      From 2000 to 2005 Michael Fowler served as the founding director of the University of Louisville’s Muhammad Ali Institute for Peacemaking and Conflict Resolution. Under his direction, the Ali Institute founded the North American Peace Ambassadors program, the world’s first student-exchange program in conflict resolution that included universities in Mexico, Canada, and the United States and was awarded a prestigious Fund for the Improvement of Post-secondary Education (FIPSE) grant from the U.S. Department of Education. While he taught at the Brandeis School of Law at the University of Louisville and directed the Ali Institute, Professor Fowler’s teams of law students won five American Bar Association Midwestern Regional Negotiation Championships from 1997 to 2003 and placed in the top ten of the up to 260 teams competing on five occasions, including third in North America in 2004. 

      Professor Fowler is also considered an authority on teaching negotiation effectively, having written articles for International Studies Perspectives on cross-cultural simulations and negotiation pedagogy and having led a negotiation teaching workshop for dozens of professors from universities across China at the China Foreign Affairs University in Beijing.

      Drug Trafficking

      Michael Fowler has researched and written on the trafficking of different narcotics through the bridge states of Central America. Drawing on more than a decade of research in the region, he and co-author Julie Bunck published Bribes, Bullets, and Intimidation: Drug Trafficking and the Law in Central America (Pennsylvania State University Press, 2012). An AHC television documentary on a Honduran kingpin (Manhunt: Kill or Capture: The Devil Incarnate), that aired across the United States and Canada in October 2015, drew heavily on the research in this book.

      International Relations: International Law and Organization

      Professor Fowler has taught international law and organization at the University of Louisville and in visiting posts at Georgetown University and George Washington University and abroad in Panama and Vietnam and for Semester at Sea. Alongside former United Nations Assistant Secretary-General Sumihiro Kuyama, he published Envisioning Reform: Enhancing UN Accountability in the 21st Century (United Nations University Press, 2009).

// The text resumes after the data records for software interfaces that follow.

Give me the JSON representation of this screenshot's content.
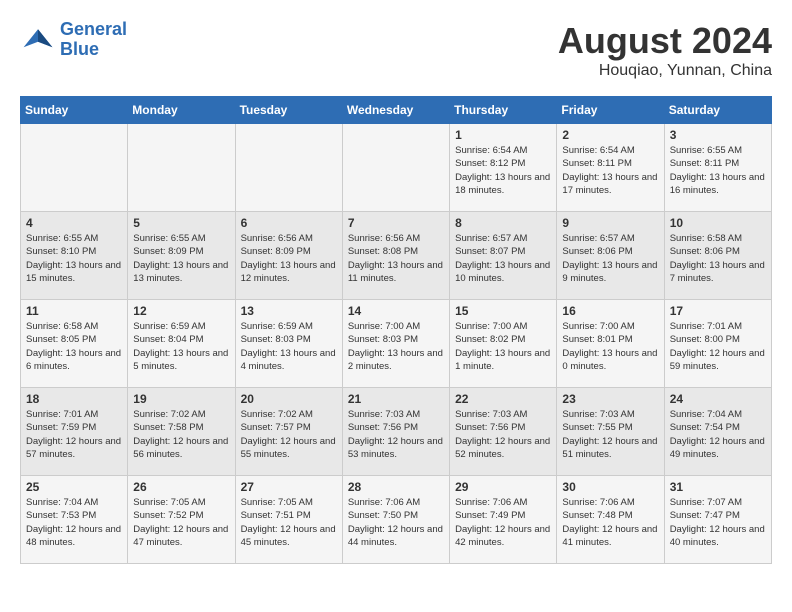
{
  "logo": {
    "line1": "General",
    "line2": "Blue"
  },
  "title": "August 2024",
  "location": "Houqiao, Yunnan, China",
  "weekdays": [
    "Sunday",
    "Monday",
    "Tuesday",
    "Wednesday",
    "Thursday",
    "Friday",
    "Saturday"
  ],
  "weeks": [
    [
      {
        "day": "",
        "info": ""
      },
      {
        "day": "",
        "info": ""
      },
      {
        "day": "",
        "info": ""
      },
      {
        "day": "",
        "info": ""
      },
      {
        "day": "1",
        "info": "Sunrise: 6:54 AM\nSunset: 8:12 PM\nDaylight: 13 hours and 18 minutes."
      },
      {
        "day": "2",
        "info": "Sunrise: 6:54 AM\nSunset: 8:11 PM\nDaylight: 13 hours and 17 minutes."
      },
      {
        "day": "3",
        "info": "Sunrise: 6:55 AM\nSunset: 8:11 PM\nDaylight: 13 hours and 16 minutes."
      }
    ],
    [
      {
        "day": "4",
        "info": "Sunrise: 6:55 AM\nSunset: 8:10 PM\nDaylight: 13 hours and 15 minutes."
      },
      {
        "day": "5",
        "info": "Sunrise: 6:55 AM\nSunset: 8:09 PM\nDaylight: 13 hours and 13 minutes."
      },
      {
        "day": "6",
        "info": "Sunrise: 6:56 AM\nSunset: 8:09 PM\nDaylight: 13 hours and 12 minutes."
      },
      {
        "day": "7",
        "info": "Sunrise: 6:56 AM\nSunset: 8:08 PM\nDaylight: 13 hours and 11 minutes."
      },
      {
        "day": "8",
        "info": "Sunrise: 6:57 AM\nSunset: 8:07 PM\nDaylight: 13 hours and 10 minutes."
      },
      {
        "day": "9",
        "info": "Sunrise: 6:57 AM\nSunset: 8:06 PM\nDaylight: 13 hours and 9 minutes."
      },
      {
        "day": "10",
        "info": "Sunrise: 6:58 AM\nSunset: 8:06 PM\nDaylight: 13 hours and 7 minutes."
      }
    ],
    [
      {
        "day": "11",
        "info": "Sunrise: 6:58 AM\nSunset: 8:05 PM\nDaylight: 13 hours and 6 minutes."
      },
      {
        "day": "12",
        "info": "Sunrise: 6:59 AM\nSunset: 8:04 PM\nDaylight: 13 hours and 5 minutes."
      },
      {
        "day": "13",
        "info": "Sunrise: 6:59 AM\nSunset: 8:03 PM\nDaylight: 13 hours and 4 minutes."
      },
      {
        "day": "14",
        "info": "Sunrise: 7:00 AM\nSunset: 8:03 PM\nDaylight: 13 hours and 2 minutes."
      },
      {
        "day": "15",
        "info": "Sunrise: 7:00 AM\nSunset: 8:02 PM\nDaylight: 13 hours and 1 minute."
      },
      {
        "day": "16",
        "info": "Sunrise: 7:00 AM\nSunset: 8:01 PM\nDaylight: 13 hours and 0 minutes."
      },
      {
        "day": "17",
        "info": "Sunrise: 7:01 AM\nSunset: 8:00 PM\nDaylight: 12 hours and 59 minutes."
      }
    ],
    [
      {
        "day": "18",
        "info": "Sunrise: 7:01 AM\nSunset: 7:59 PM\nDaylight: 12 hours and 57 minutes."
      },
      {
        "day": "19",
        "info": "Sunrise: 7:02 AM\nSunset: 7:58 PM\nDaylight: 12 hours and 56 minutes."
      },
      {
        "day": "20",
        "info": "Sunrise: 7:02 AM\nSunset: 7:57 PM\nDaylight: 12 hours and 55 minutes."
      },
      {
        "day": "21",
        "info": "Sunrise: 7:03 AM\nSunset: 7:56 PM\nDaylight: 12 hours and 53 minutes."
      },
      {
        "day": "22",
        "info": "Sunrise: 7:03 AM\nSunset: 7:56 PM\nDaylight: 12 hours and 52 minutes."
      },
      {
        "day": "23",
        "info": "Sunrise: 7:03 AM\nSunset: 7:55 PM\nDaylight: 12 hours and 51 minutes."
      },
      {
        "day": "24",
        "info": "Sunrise: 7:04 AM\nSunset: 7:54 PM\nDaylight: 12 hours and 49 minutes."
      }
    ],
    [
      {
        "day": "25",
        "info": "Sunrise: 7:04 AM\nSunset: 7:53 PM\nDaylight: 12 hours and 48 minutes."
      },
      {
        "day": "26",
        "info": "Sunrise: 7:05 AM\nSunset: 7:52 PM\nDaylight: 12 hours and 47 minutes."
      },
      {
        "day": "27",
        "info": "Sunrise: 7:05 AM\nSunset: 7:51 PM\nDaylight: 12 hours and 45 minutes."
      },
      {
        "day": "28",
        "info": "Sunrise: 7:06 AM\nSunset: 7:50 PM\nDaylight: 12 hours and 44 minutes."
      },
      {
        "day": "29",
        "info": "Sunrise: 7:06 AM\nSunset: 7:49 PM\nDaylight: 12 hours and 42 minutes."
      },
      {
        "day": "30",
        "info": "Sunrise: 7:06 AM\nSunset: 7:48 PM\nDaylight: 12 hours and 41 minutes."
      },
      {
        "day": "31",
        "info": "Sunrise: 7:07 AM\nSunset: 7:47 PM\nDaylight: 12 hours and 40 minutes."
      }
    ]
  ]
}
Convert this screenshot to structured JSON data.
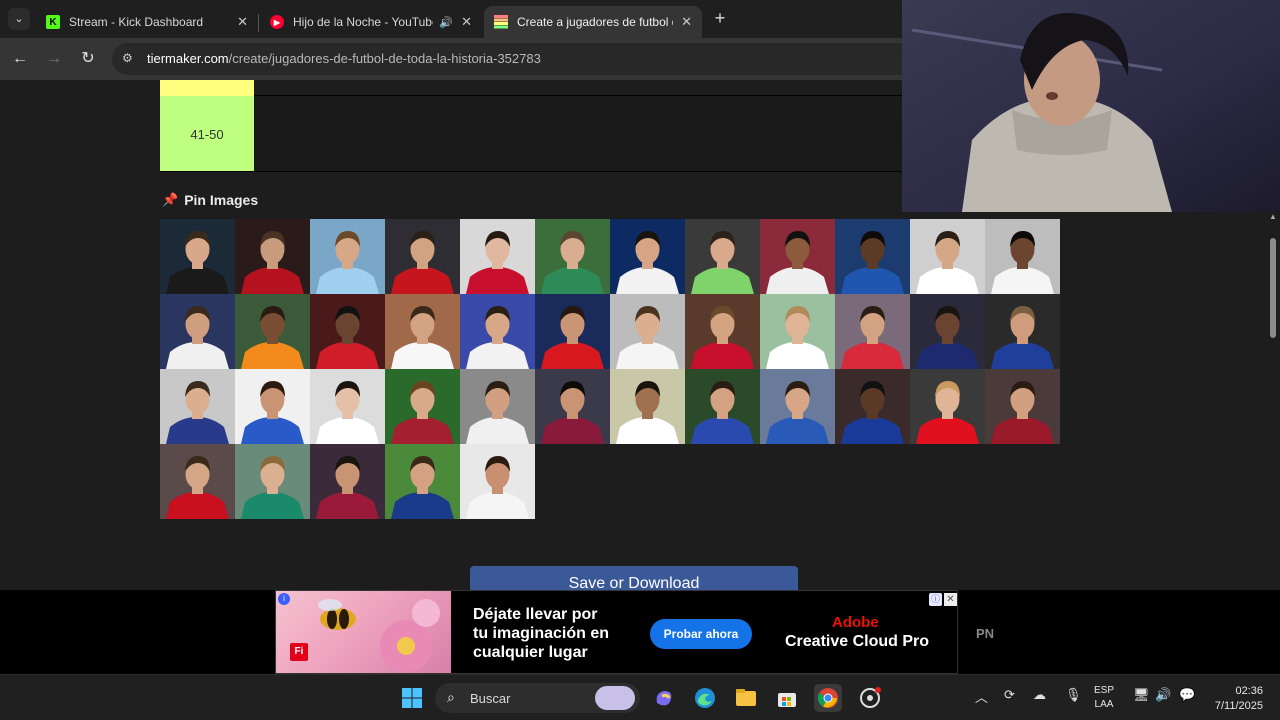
{
  "tabs": [
    {
      "title": "Stream - Kick Dashboard",
      "favicon": "kick-icon",
      "active": false
    },
    {
      "title": "Hijo de la Noche - YouTube",
      "favicon": "youtube-music-icon",
      "active": false,
      "audio": true
    },
    {
      "title": "Create a jugadores de futbol de",
      "favicon": "tiermaker-icon",
      "active": true
    }
  ],
  "toolbar": {
    "url_domain": "tiermaker.com",
    "url_path": "/create/jugadores-de-futbol-de-toda-la-historia-352783"
  },
  "tier": {
    "label": "41-50",
    "color": "#bfff7f",
    "prev_color": "#ffff7f"
  },
  "pin": {
    "title": "Pin Images"
  },
  "save": {
    "label": "Save or Download"
  },
  "ad": {
    "line1": "Déjate llevar por",
    "line2": "tu imaginación en",
    "line3": "cualquier lugar",
    "cta": "Probar ahora",
    "brand_top": "Adobe",
    "brand": "Creative Cloud Pro",
    "fi_badge": "Fi"
  },
  "side_label": "PN",
  "taskbar": {
    "search_label": "Buscar",
    "lang_top": "ESP",
    "lang_bottom": "LAA",
    "time": "02:36",
    "date": "7/11/2025"
  },
  "player_images": [
    {
      "bg": "#1b2a36",
      "shirt": "#1a1a1a",
      "skin": "#d9a88a",
      "hair": "#3a2a1c"
    },
    {
      "bg": "#2a1a1a",
      "shirt": "#b3121e",
      "skin": "#c99b7d",
      "hair": "#4a3322"
    },
    {
      "bg": "#7aa6c8",
      "shirt": "#9fd0f0",
      "skin": "#d6a888",
      "hair": "#6b4a2a"
    },
    {
      "bg": "#2d2d33",
      "shirt": "#c5161d",
      "skin": "#d2a383",
      "hair": "#2a2018"
    },
    {
      "bg": "#d8d8d8",
      "shirt": "#c8102e",
      "skin": "#e0b8a0",
      "hair": "#241a12"
    },
    {
      "bg": "#3b6e3b",
      "shirt": "#2e8b57",
      "skin": "#d9ad8f",
      "hair": "#5a4632"
    },
    {
      "bg": "#0e2a63",
      "shirt": "#f2f2f2",
      "skin": "#d7a585",
      "hair": "#1a140e"
    },
    {
      "bg": "#3a3a3a",
      "shirt": "#7fd36a",
      "skin": "#d9a98b",
      "hair": "#2b221a"
    },
    {
      "bg": "#8a2a3a",
      "shirt": "#efefef",
      "skin": "#8c5a3c",
      "hair": "#111111"
    },
    {
      "bg": "#1c3b6e",
      "shirt": "#1e56b0",
      "skin": "#5b3a26",
      "hair": "#0e0a08"
    },
    {
      "bg": "#cfcfcf",
      "shirt": "#ffffff",
      "skin": "#d4a886",
      "hair": "#2b2016"
    },
    {
      "bg": "#bdbdbd",
      "shirt": "#f5f5f5",
      "skin": "#6b4530",
      "hair": "#0d0a08"
    },
    {
      "bg": "#2a3560",
      "shirt": "#f0f0f0",
      "skin": "#cf9e7e",
      "hair": "#3a2a1c"
    },
    {
      "bg": "#3a5a3a",
      "shirt": "#f28a1c",
      "skin": "#7a4e34",
      "hair": "#2a1c12"
    },
    {
      "bg": "#4a1a1a",
      "shirt": "#d11d2a",
      "skin": "#6a4430",
      "hair": "#111111"
    },
    {
      "bg": "#a06a4a",
      "shirt": "#f7f7f7",
      "skin": "#d3a283",
      "hair": "#3a2818"
    },
    {
      "bg": "#3a4aa8",
      "shirt": "#f2f2f2",
      "skin": "#d6a888",
      "hair": "#2a2016"
    },
    {
      "bg": "#1a2a5a",
      "shirt": "#d7191f",
      "skin": "#c99575",
      "hair": "#241810"
    },
    {
      "bg": "#bcbcbc",
      "shirt": "#f5f5f5",
      "skin": "#dcae90",
      "hair": "#4a3420"
    },
    {
      "bg": "#5a3a2a",
      "shirt": "#c8102e",
      "skin": "#d4a482",
      "hair": "#6a4a2a"
    },
    {
      "bg": "#9ac0a0",
      "shirt": "#ffffff",
      "skin": "#dfb497",
      "hair": "#b08a5a"
    },
    {
      "bg": "#7a6a7a",
      "shirt": "#d82a3a",
      "skin": "#d2a283",
      "hair": "#2a1e14"
    },
    {
      "bg": "#2a2a3a",
      "shirt": "#1e2a6e",
      "skin": "#6a4430",
      "hair": "#1a1410"
    },
    {
      "bg": "#2a2a2a",
      "shirt": "#1f3f9a",
      "skin": "#cf9d7d",
      "hair": "#7a6040"
    },
    {
      "bg": "#c8c8c8",
      "shirt": "#2a3a8a",
      "skin": "#dcae90",
      "hair": "#3a2a1c"
    },
    {
      "bg": "#f0f0f0",
      "shirt": "#2a5ac8",
      "skin": "#c89474",
      "hair": "#2a1a10"
    },
    {
      "bg": "#dcdcdc",
      "shirt": "#ffffff",
      "skin": "#e4c0a8",
      "hair": "#1a140e"
    },
    {
      "bg": "#2a6a2a",
      "shirt": "#a32030",
      "skin": "#d8aa8a",
      "hair": "#6a4420"
    },
    {
      "bg": "#8a8a8a",
      "shirt": "#f0f0f0",
      "skin": "#d2a080",
      "hair": "#2a1e14"
    },
    {
      "bg": "#3a3a4a",
      "shirt": "#8a1a3a",
      "skin": "#c89474",
      "hair": "#0e0a08"
    },
    {
      "bg": "#c8c8a8",
      "shirt": "#ffffff",
      "skin": "#a07050",
      "hair": "#1a140e"
    },
    {
      "bg": "#2a4a2a",
      "shirt": "#2a4ab0",
      "skin": "#d4a282",
      "hair": "#2a1c12"
    },
    {
      "bg": "#6a7a9a",
      "shirt": "#2a5ab8",
      "skin": "#d6a686",
      "hair": "#2a1e14"
    },
    {
      "bg": "#3a2a2a",
      "shirt": "#1a3a9a",
      "skin": "#5a3a26",
      "hair": "#111111"
    },
    {
      "bg": "#3a3a3a",
      "shirt": "#e0101e",
      "skin": "#e0b496",
      "hair": "#c89a60"
    },
    {
      "bg": "#4a3a3a",
      "shirt": "#9a1a2a",
      "skin": "#d2a080",
      "hair": "#2a1c12"
    },
    {
      "bg": "#5a4a4a",
      "shirt": "#c8101e",
      "skin": "#d4a686",
      "hair": "#3a2a1a"
    },
    {
      "bg": "#6a8a7a",
      "shirt": "#1a8a6a",
      "skin": "#dbb090",
      "hair": "#8a6a3a"
    },
    {
      "bg": "#3a2a3a",
      "shirt": "#9a1a3a",
      "skin": "#c89474",
      "hair": "#1a140e"
    },
    {
      "bg": "#4a8a3a",
      "shirt": "#1a3a8a",
      "skin": "#d4a282",
      "hair": "#3a2818"
    },
    {
      "bg": "#e8e8e8",
      "shirt": "#f5f5f5",
      "skin": "#c89070",
      "hair": "#2a1a10"
    }
  ]
}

      With co-author Julie Bunck, Michael Fowler also published Law, Power, and the Sovereign State: The Evolution and Application of the Concept of Sovereignty (Pennsylvania State University Press, 1995). Among his recent articles, also with Julie Bunck, is “The Kellogg-Briand Pact: A Reappraisal,” Tulane Journal of International and Comparative Law 27, 2 (Spring 2019): 229-76.

      U.S. Foreign Policy

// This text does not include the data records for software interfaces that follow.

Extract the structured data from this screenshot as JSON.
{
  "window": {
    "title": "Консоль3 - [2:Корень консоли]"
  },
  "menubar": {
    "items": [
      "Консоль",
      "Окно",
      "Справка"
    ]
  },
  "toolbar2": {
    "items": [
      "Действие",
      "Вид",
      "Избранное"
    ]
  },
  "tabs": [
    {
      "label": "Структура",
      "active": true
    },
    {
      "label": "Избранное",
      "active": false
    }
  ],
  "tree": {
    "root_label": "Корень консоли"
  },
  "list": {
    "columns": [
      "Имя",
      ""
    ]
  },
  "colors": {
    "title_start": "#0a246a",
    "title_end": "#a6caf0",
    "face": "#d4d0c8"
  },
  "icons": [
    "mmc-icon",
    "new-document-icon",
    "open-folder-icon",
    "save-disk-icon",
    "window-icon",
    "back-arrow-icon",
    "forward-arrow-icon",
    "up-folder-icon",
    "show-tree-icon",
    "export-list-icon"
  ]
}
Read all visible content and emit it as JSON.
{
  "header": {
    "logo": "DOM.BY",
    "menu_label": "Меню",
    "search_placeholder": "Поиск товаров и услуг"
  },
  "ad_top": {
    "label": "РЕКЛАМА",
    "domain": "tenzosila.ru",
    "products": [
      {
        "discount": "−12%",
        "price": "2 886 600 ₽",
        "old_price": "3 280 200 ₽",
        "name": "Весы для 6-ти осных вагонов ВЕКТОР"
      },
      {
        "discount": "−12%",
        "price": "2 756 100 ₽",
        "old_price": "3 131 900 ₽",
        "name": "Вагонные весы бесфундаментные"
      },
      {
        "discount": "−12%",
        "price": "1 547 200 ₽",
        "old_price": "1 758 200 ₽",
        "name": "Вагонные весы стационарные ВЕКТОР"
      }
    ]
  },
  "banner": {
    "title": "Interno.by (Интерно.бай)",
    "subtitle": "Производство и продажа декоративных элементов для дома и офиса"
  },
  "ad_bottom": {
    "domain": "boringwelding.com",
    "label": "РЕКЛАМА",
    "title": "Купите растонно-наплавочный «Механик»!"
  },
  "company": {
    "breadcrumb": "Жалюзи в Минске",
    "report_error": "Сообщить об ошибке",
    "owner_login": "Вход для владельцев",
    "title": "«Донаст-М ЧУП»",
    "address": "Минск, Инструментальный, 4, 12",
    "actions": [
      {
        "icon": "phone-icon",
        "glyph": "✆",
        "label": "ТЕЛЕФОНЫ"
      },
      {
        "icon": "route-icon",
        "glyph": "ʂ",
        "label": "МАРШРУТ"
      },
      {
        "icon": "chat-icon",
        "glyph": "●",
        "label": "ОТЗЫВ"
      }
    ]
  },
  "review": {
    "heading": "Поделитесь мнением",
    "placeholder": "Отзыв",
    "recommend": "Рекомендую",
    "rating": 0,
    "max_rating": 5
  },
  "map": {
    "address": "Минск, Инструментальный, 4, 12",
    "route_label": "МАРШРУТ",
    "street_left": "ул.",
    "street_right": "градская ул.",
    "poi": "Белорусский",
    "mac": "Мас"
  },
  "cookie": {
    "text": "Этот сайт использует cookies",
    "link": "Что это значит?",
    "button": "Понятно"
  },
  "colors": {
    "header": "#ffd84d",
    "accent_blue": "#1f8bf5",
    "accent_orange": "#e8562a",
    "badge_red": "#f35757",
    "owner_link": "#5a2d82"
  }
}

      Professor Fowler has taught U.S. foreign policy at the University of Louisville, on Semester-at-Sea, at the University of Colima in Mexico, and in the American Studies Program of the University of the Ryukyus in Japan. He has lectured on topics in American Foreign Policy at Bond University, Australia, and on two occasions at the military university in Ecuador. He is the author of Thinking About Human Rights: Contending Approaches to Human Rights in U.S. Foreign Policy (University Press of America, 1987).

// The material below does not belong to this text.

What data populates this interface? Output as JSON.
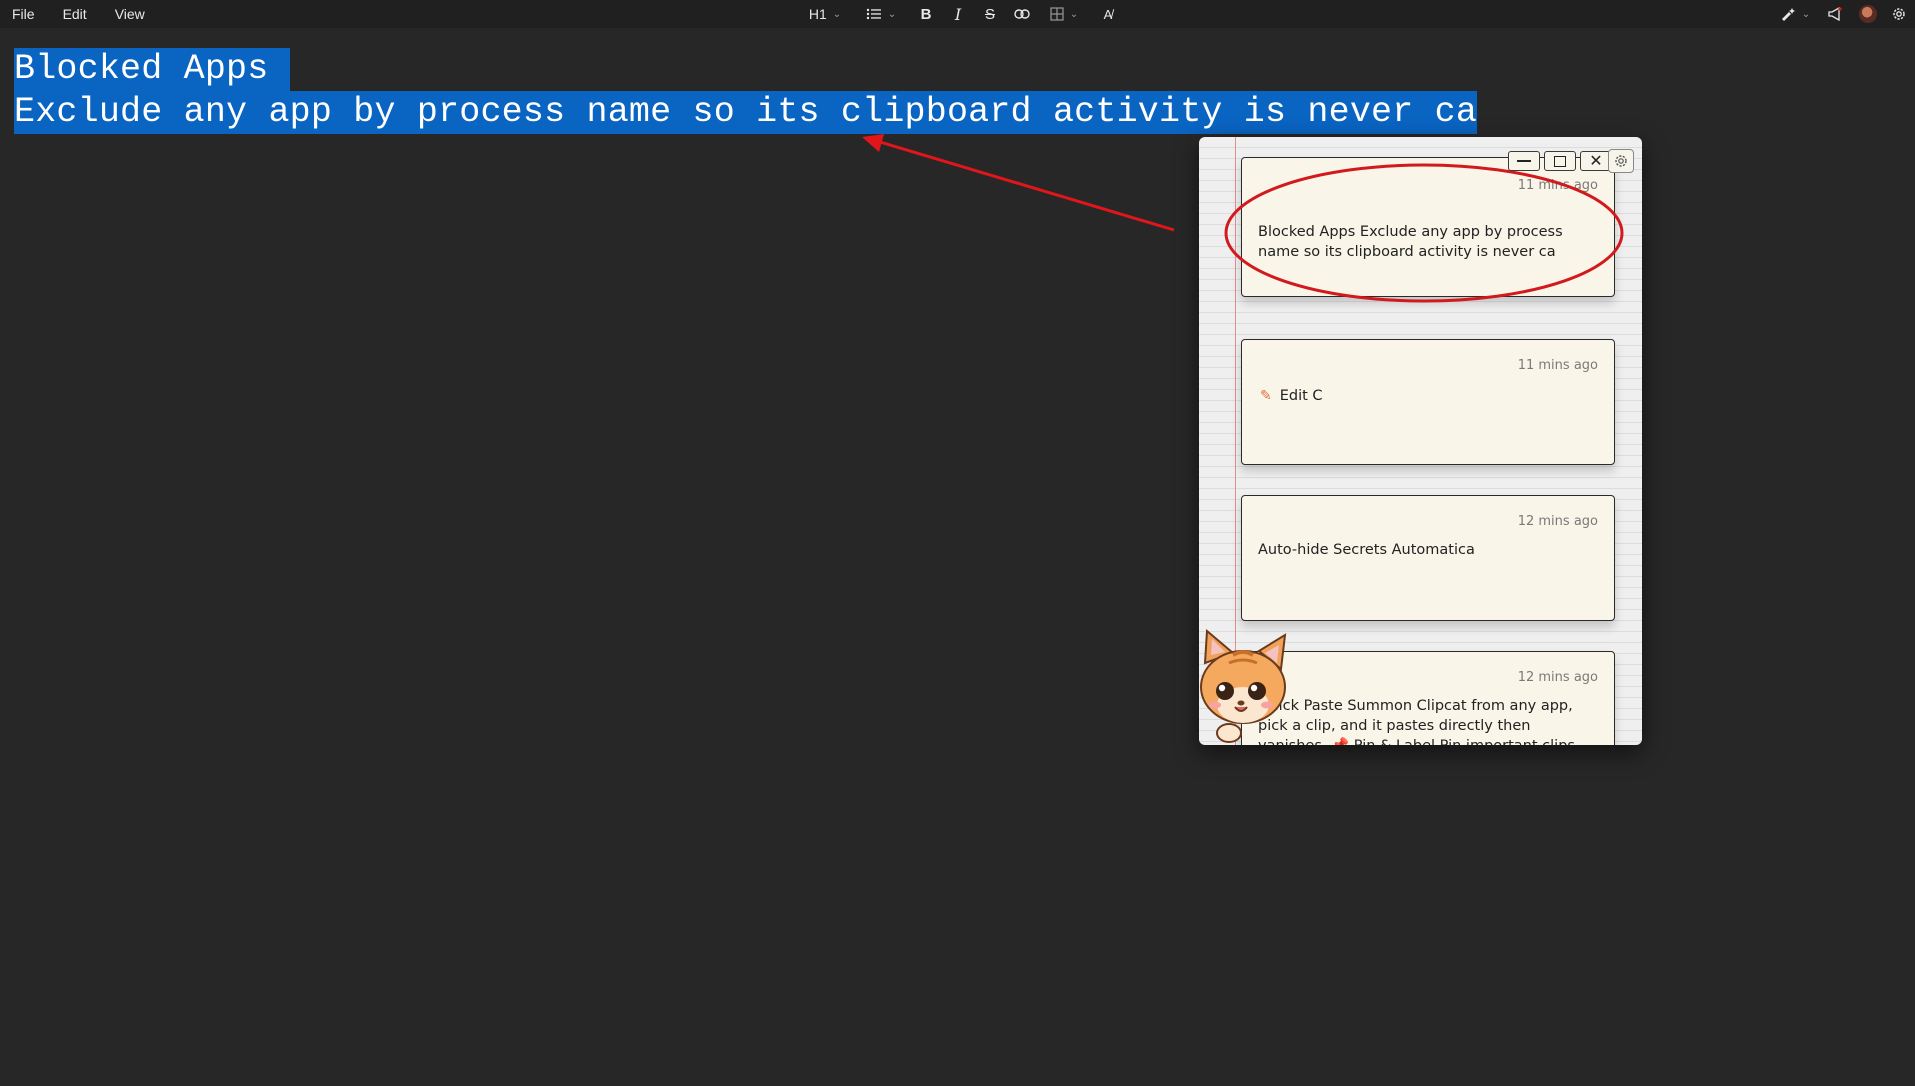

      American Law

      A former practicing attorney at Mintz, Levin, Cohn, Ferris, Glovsky, and Popeo, P.C., in Boston, Michael Fowler has been admitted to the bars of Massachusetts, Maryland, and Washington, D.C. He taught law at the Brandeis School of Law at the University of Louisville from 1996 to 2003. He is the author of With Justice For All?: The Nature of the American Legal System (Prentice Hall, 1998).


      POLS 331 International Organization
      POLS 332 International Law
      POLS 337 Law, Diplomacy, and Power: The Foreign Relations of the United States
      POLS 364 World Order
      POLS 506 Coping with Conflict: The North American Experience
      POLS 530 International Negotiation